Component data from apps and pages:
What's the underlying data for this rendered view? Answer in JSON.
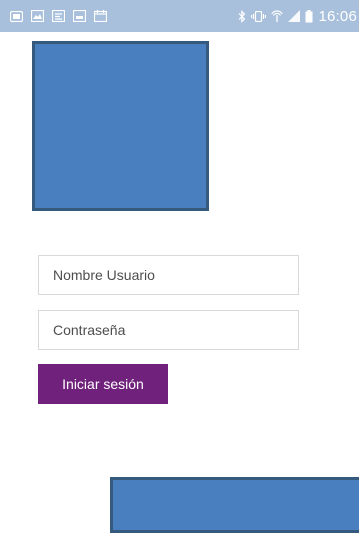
{
  "status_bar": {
    "time": "16:06",
    "left_icons": [
      "notification-icon",
      "gallery-icon",
      "wifi-tether-icon",
      "screenshot-icon",
      "calendar-icon"
    ],
    "right_icons": [
      "bluetooth-icon",
      "vibrate-icon",
      "hotspot-icon",
      "signal-icon",
      "battery-icon"
    ],
    "background_color": "#a8c0dc"
  },
  "login_form": {
    "username_placeholder": "Nombre Usuario",
    "password_placeholder": "Contraseña",
    "submit_label": "Iniciar sesión",
    "button_color": "#70217c"
  },
  "placeholder_color": "#4a7fbf"
}
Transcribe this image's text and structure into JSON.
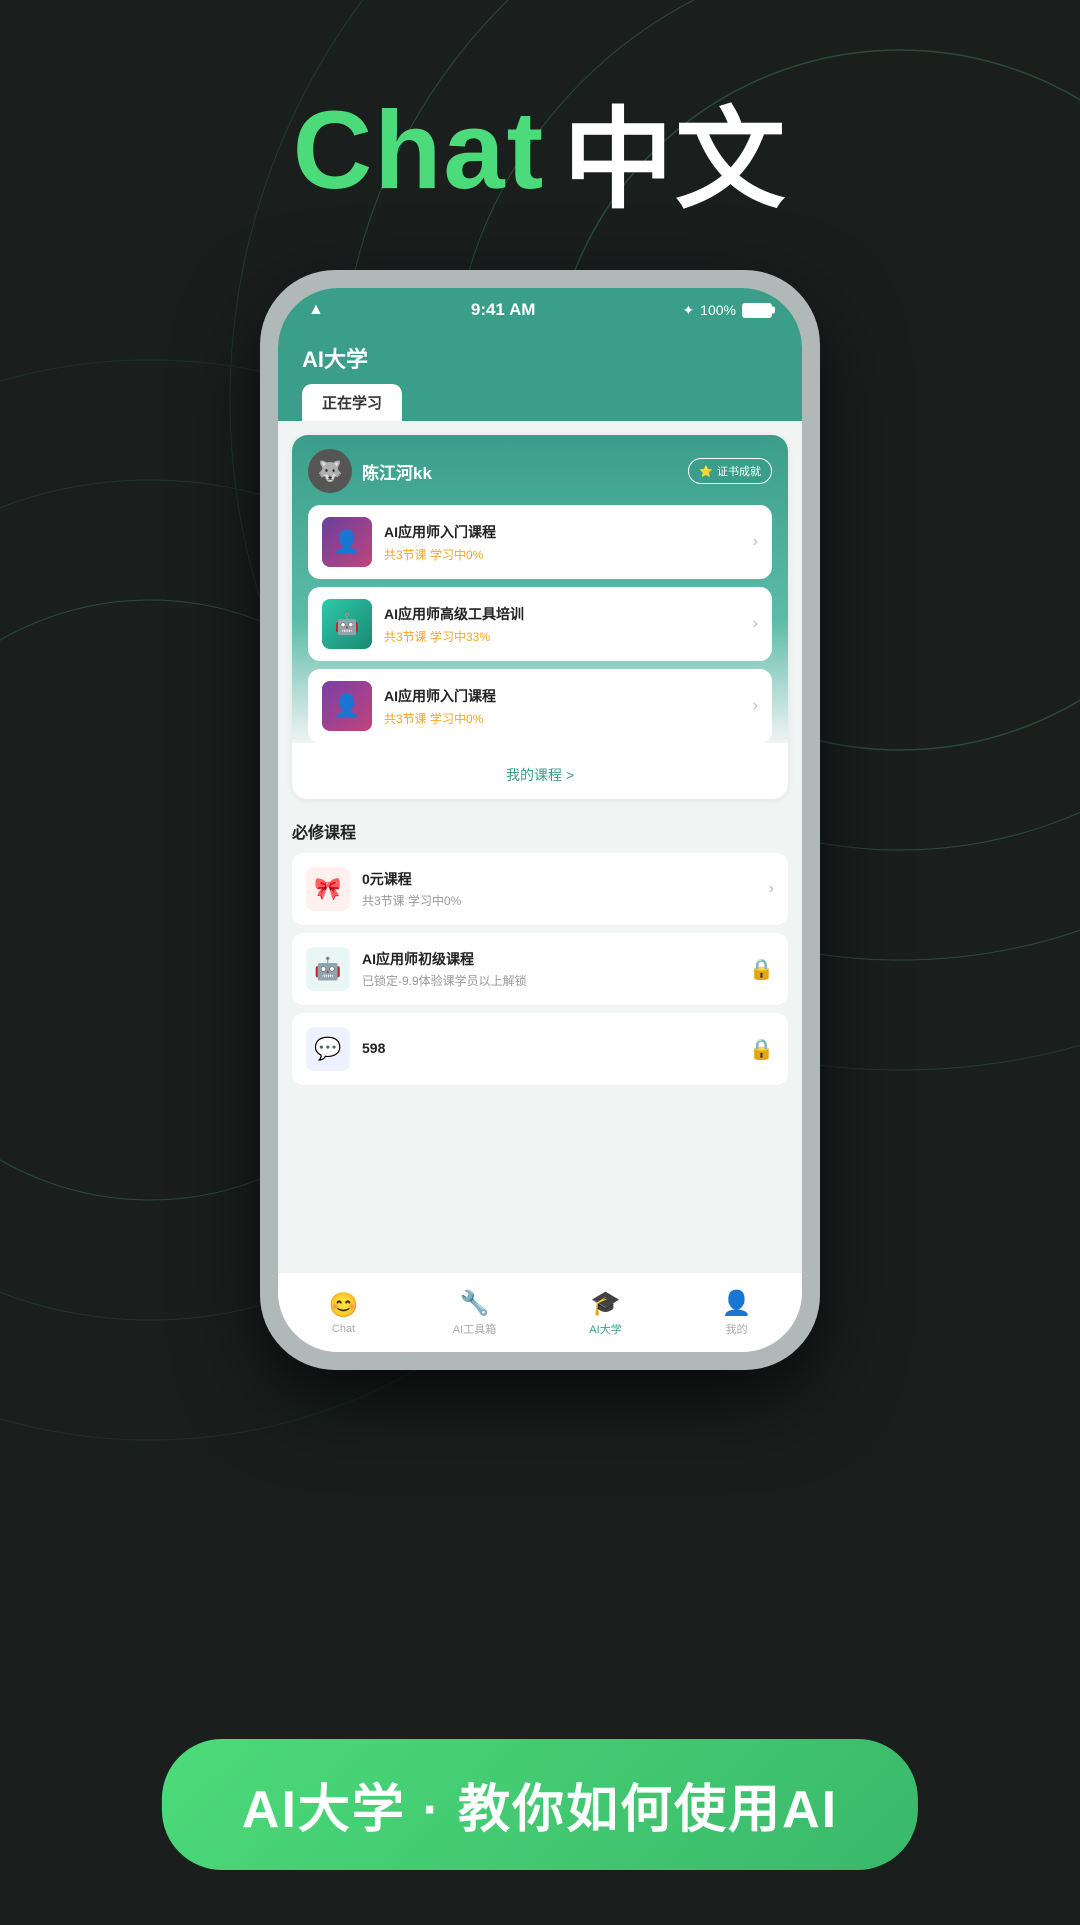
{
  "background": {
    "color": "#1a1f1e"
  },
  "header": {
    "chat_label": "Chat",
    "chinese_label": "中文"
  },
  "status_bar": {
    "time": "9:41 AM",
    "battery_percent": "100%"
  },
  "app": {
    "title": "AI大学",
    "active_tab": "正在学习"
  },
  "learning_card": {
    "user": {
      "name": "陈江河kk",
      "avatar_emoji": "🐺"
    },
    "cert_badge": "证书成就",
    "courses": [
      {
        "name": "AI应用师入门课程",
        "meta": "共3节课   学习中0%",
        "thumb_type": "1"
      },
      {
        "name": "AI应用师高级工具培训",
        "meta": "共3节课   学习中33%",
        "thumb_type": "2"
      },
      {
        "name": "AI应用师入门课程",
        "meta": "共3节课   学习中0%",
        "thumb_type": "3"
      }
    ],
    "my_courses_link": "我的课程 >"
  },
  "required_section": {
    "title": "必修课程",
    "items": [
      {
        "name": "0元课程",
        "sub": "共3节课  学习中0%",
        "icon_color": "#f55a5a",
        "icon_emoji": "🎁",
        "action": "chevron",
        "locked": false
      },
      {
        "name": "AI应用师初级课程",
        "sub": "已锁定-9.9体验课学员以上解锁",
        "icon_color": "#3a9e8a",
        "icon_emoji": "🤖",
        "action": "lock",
        "locked": true
      },
      {
        "name": "598",
        "sub": "",
        "icon_color": "#5b8fef",
        "icon_emoji": "💬",
        "action": "lock",
        "locked": true
      }
    ]
  },
  "bottom_nav": {
    "items": [
      {
        "label": "Chat",
        "icon": "😊",
        "active": false
      },
      {
        "label": "AI工具箱",
        "icon": "🔧",
        "active": false
      },
      {
        "label": "AI大学",
        "icon": "🎓",
        "active": true
      },
      {
        "label": "我的",
        "icon": "👤",
        "active": false
      }
    ]
  },
  "bottom_cta": {
    "text": "AI大学 · 教你如何使用AI"
  }
}
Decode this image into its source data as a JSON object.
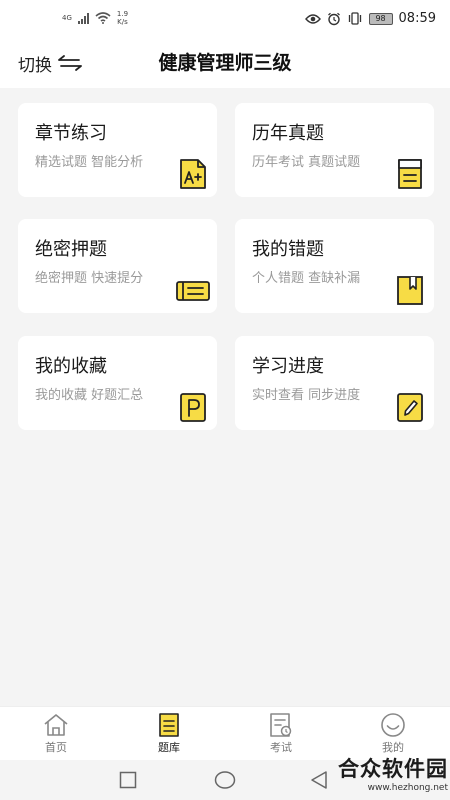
{
  "status_bar": {
    "network": "4G",
    "speed_value": "1.9",
    "speed_unit": "K/s",
    "battery": "98",
    "time": "08:59"
  },
  "header": {
    "switch_label": "切换",
    "title": "健康管理师三级"
  },
  "cards": [
    {
      "title": "章节练习",
      "subtitle": "精选试题 智能分析",
      "icon": "grade-a-plus-icon"
    },
    {
      "title": "历年真题",
      "subtitle": "历年考试 真题试题",
      "icon": "document-icon"
    },
    {
      "title": "绝密押题",
      "subtitle": "绝密押题 快速提分",
      "icon": "ticket-icon"
    },
    {
      "title": "我的错题",
      "subtitle": "个人错题 查缺补漏",
      "icon": "bookmark-book-icon"
    },
    {
      "title": "我的收藏",
      "subtitle": "我的收藏 好题汇总",
      "icon": "p-note-icon"
    },
    {
      "title": "学习进度",
      "subtitle": "实时查看 同步进度",
      "icon": "pencil-note-icon"
    }
  ],
  "bottom_nav": {
    "items": [
      {
        "label": "首页",
        "icon": "home-icon",
        "active": false
      },
      {
        "label": "题库",
        "icon": "question-bank-icon",
        "active": true
      },
      {
        "label": "考试",
        "icon": "exam-icon",
        "active": false
      },
      {
        "label": "我的",
        "icon": "profile-smile-icon",
        "active": false
      }
    ]
  },
  "watermark": {
    "text": "合众软件园",
    "url": "www.hezhong.net"
  },
  "colors": {
    "accent_yellow": "#f7dc45",
    "outline": "#222222",
    "background": "#f4f4f4",
    "card": "#ffffff",
    "subtitle_gray": "#9a9a9a"
  }
}
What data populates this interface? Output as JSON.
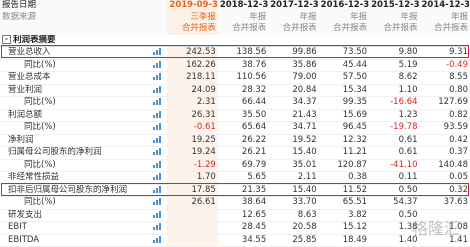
{
  "header": {
    "row1_label": "报告日期",
    "row2_label": "数据来源",
    "dates": [
      "2019-09-30",
      "2018-12-31",
      "2017-12-31",
      "2016-12-31",
      "2015-12-31",
      "2014-12-31"
    ],
    "period_types": [
      "三季报",
      "年报",
      "年报",
      "年报",
      "年报",
      "年报"
    ],
    "sources": [
      "合并报表",
      "合并报表",
      "合并报表",
      "合并报表",
      "合并报表",
      "合并报表"
    ]
  },
  "section": {
    "toggle": "-",
    "label": "利润表摘要"
  },
  "rows": [
    {
      "label": "营业总收入",
      "values": [
        "242.53",
        "138.56",
        "99.86",
        "73.50",
        "9.80",
        "9.31"
      ]
    },
    {
      "label": "同比(%)",
      "values": [
        "162.26",
        "38.76",
        "35.86",
        "45.44",
        "5.19",
        "-0.49"
      ]
    },
    {
      "label": "营业总成本",
      "values": [
        "218.11",
        "110.56",
        "79.00",
        "57.50",
        "8.62",
        "8.55"
      ]
    },
    {
      "label": "营业利润",
      "values": [
        "24.09",
        "28.32",
        "20.84",
        "15.34",
        "1.10",
        "0.80"
      ]
    },
    {
      "label": "同比(%)",
      "values": [
        "2.31",
        "66.44",
        "34.37",
        "99.35",
        "-16.64",
        "127.69"
      ]
    },
    {
      "label": "利润总额",
      "values": [
        "26.31",
        "35.50",
        "21.43",
        "15.69",
        "1.23",
        "0.82"
      ]
    },
    {
      "label": "同比(%)",
      "values": [
        "-0.61",
        "65.64",
        "34.71",
        "96.45",
        "-19.78",
        "93.59"
      ]
    },
    {
      "label": "净利润",
      "values": [
        "19.25",
        "26.22",
        "19.52",
        "12.32",
        "0.61",
        "0.42"
      ]
    },
    {
      "label": "归属母公司股东的净利润",
      "values": [
        "19.24",
        "26.21",
        "15.40",
        "11.21",
        "0.61",
        "0.37"
      ]
    },
    {
      "label": "同比(%)",
      "values": [
        "-1.29",
        "69.79",
        "35.01",
        "120.87",
        "-41.10",
        "140.48"
      ]
    },
    {
      "label": "非经常性损益",
      "values": [
        "1.70",
        "5.65",
        "2.11",
        "0.38",
        "0.11",
        "0.05"
      ]
    },
    {
      "label": "扣非后归属母公司股东的净利润",
      "values": [
        "17.85",
        "21.35",
        "15.40",
        "11.52",
        "0.50",
        "0.32"
      ]
    },
    {
      "label": "同比(%)",
      "values": [
        "26.61",
        "38.64",
        "33.70",
        "65.51",
        "54.37",
        "37.63"
      ]
    },
    {
      "label": "研发支出",
      "values": [
        "",
        "12.65",
        "8.63",
        "3.82",
        "0.50",
        ""
      ]
    },
    {
      "label": "EBIT",
      "values": [
        "",
        "28.45",
        "20.58",
        "15.12",
        "1.38",
        "1.08"
      ]
    },
    {
      "label": "EBITDA",
      "values": [
        "",
        "34.55",
        "25.85",
        "18.49",
        "1.40",
        "1.41"
      ]
    }
  ],
  "watermark": "格隆汇",
  "colors": {
    "accent": "#e8661c",
    "negative": "#e02020",
    "highlight_box": "#e02020",
    "chart_icon": "#4a90d9"
  },
  "icons": {
    "row_chart": "bar-chart-icon",
    "section_toggle": "collapse-icon"
  }
}
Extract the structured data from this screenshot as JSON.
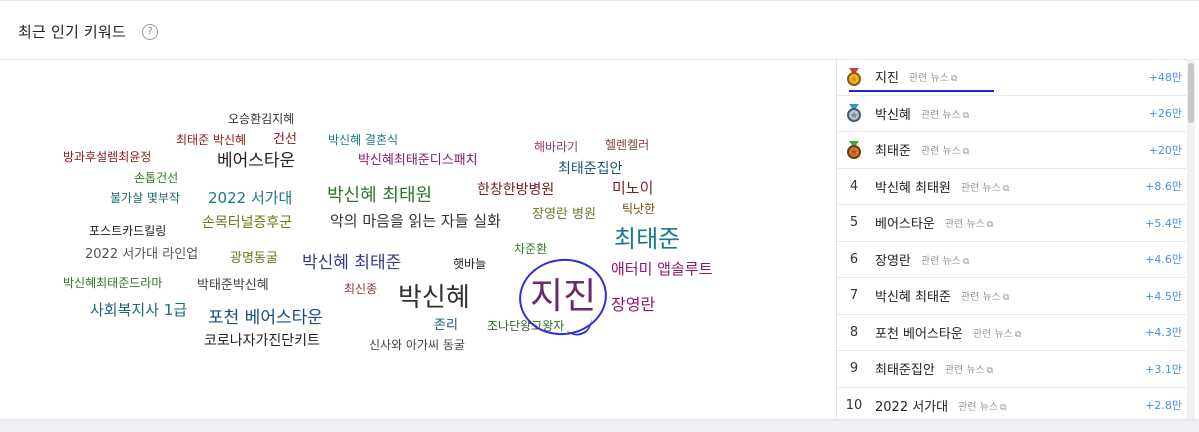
{
  "header": {
    "title": "최근 인기 키워드",
    "help_icon": "?"
  },
  "cloud": {
    "words": [
      {
        "id": "w1",
        "text": "오승환김지혜"
      },
      {
        "id": "w2",
        "text": "최태준 박신혜"
      },
      {
        "id": "w3",
        "text": "건선"
      },
      {
        "id": "w4",
        "text": "박신혜 결혼식"
      },
      {
        "id": "w5",
        "text": "해바라기"
      },
      {
        "id": "w6",
        "text": "헬렌켈러"
      },
      {
        "id": "w7",
        "text": "방과후설렘최윤정"
      },
      {
        "id": "w8",
        "text": "베어스타운"
      },
      {
        "id": "w9",
        "text": "박신혜최태준디스패치"
      },
      {
        "id": "w10",
        "text": "최태준집안"
      },
      {
        "id": "w11",
        "text": "손톱건선"
      },
      {
        "id": "w12",
        "text": "불가살 몇부작"
      },
      {
        "id": "w13",
        "text": "2022 서가대"
      },
      {
        "id": "w14",
        "text": "박신혜 최태원"
      },
      {
        "id": "w15",
        "text": "한창한방병원"
      },
      {
        "id": "w16",
        "text": "미노이"
      },
      {
        "id": "w17",
        "text": "틱낫한"
      },
      {
        "id": "w18",
        "text": "포스트카드킬링"
      },
      {
        "id": "w19",
        "text": "손목터널증후군"
      },
      {
        "id": "w20",
        "text": "악의 마음을 읽는 자들 실화"
      },
      {
        "id": "w21",
        "text": "장영란 병원"
      },
      {
        "id": "w22",
        "text": "최태준"
      },
      {
        "id": "w23",
        "text": "2022 서가대 라인업"
      },
      {
        "id": "w24",
        "text": "광명동굴"
      },
      {
        "id": "w25",
        "text": "박신혜 최태준"
      },
      {
        "id": "w26",
        "text": "햇바늘"
      },
      {
        "id": "w27",
        "text": "차준환"
      },
      {
        "id": "w28",
        "text": "애터미 앱솔루트"
      },
      {
        "id": "w29",
        "text": "박신혜최태준드라마"
      },
      {
        "id": "w30",
        "text": "박태준박신혜"
      },
      {
        "id": "w31",
        "text": "최신종"
      },
      {
        "id": "w32",
        "text": "박신혜"
      },
      {
        "id": "w33",
        "text": "지진"
      },
      {
        "id": "w34",
        "text": "장영란"
      },
      {
        "id": "w35",
        "text": "사회복지사 1급"
      },
      {
        "id": "w36",
        "text": "포천 베어스타운"
      },
      {
        "id": "w37",
        "text": "존리"
      },
      {
        "id": "w38",
        "text": "조나단왕고왕자"
      },
      {
        "id": "w39",
        "text": "코로나자가진단키트"
      },
      {
        "id": "w40",
        "text": "신사와 아가씨 동굴"
      }
    ]
  },
  "ranking": {
    "related_label": "관련 뉴스",
    "items": [
      {
        "rank": "1",
        "keyword": "지진",
        "delta": "+48만",
        "medal": "gold-medal-icon"
      },
      {
        "rank": "2",
        "keyword": "박신혜",
        "delta": "+26만",
        "medal": "silver-medal-icon"
      },
      {
        "rank": "3",
        "keyword": "최태준",
        "delta": "+20만",
        "medal": "bronze-medal-icon"
      },
      {
        "rank": "4",
        "keyword": "박신혜 최태원",
        "delta": "+8.6만"
      },
      {
        "rank": "5",
        "keyword": "베어스타운",
        "delta": "+5.4만"
      },
      {
        "rank": "6",
        "keyword": "장영란",
        "delta": "+4.6만"
      },
      {
        "rank": "7",
        "keyword": "박신혜 최태준",
        "delta": "+4.5만"
      },
      {
        "rank": "8",
        "keyword": "포천 베어스타운",
        "delta": "+4.3만"
      },
      {
        "rank": "9",
        "keyword": "최태준집안",
        "delta": "+3.1만"
      },
      {
        "rank": "10",
        "keyword": "2022 서가대",
        "delta": "+2.8만"
      }
    ]
  }
}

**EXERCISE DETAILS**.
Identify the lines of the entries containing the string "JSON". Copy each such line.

**EXERCISE ANSWER**.
What's the underlying data for this rendered view? Answer in JSON.
Transcribe this image's text and structure into JSON.
Decode this image into its source data as a JSON object.
What data populates this interface? Output as JSON.
Extract the structured data from this screenshot as JSON.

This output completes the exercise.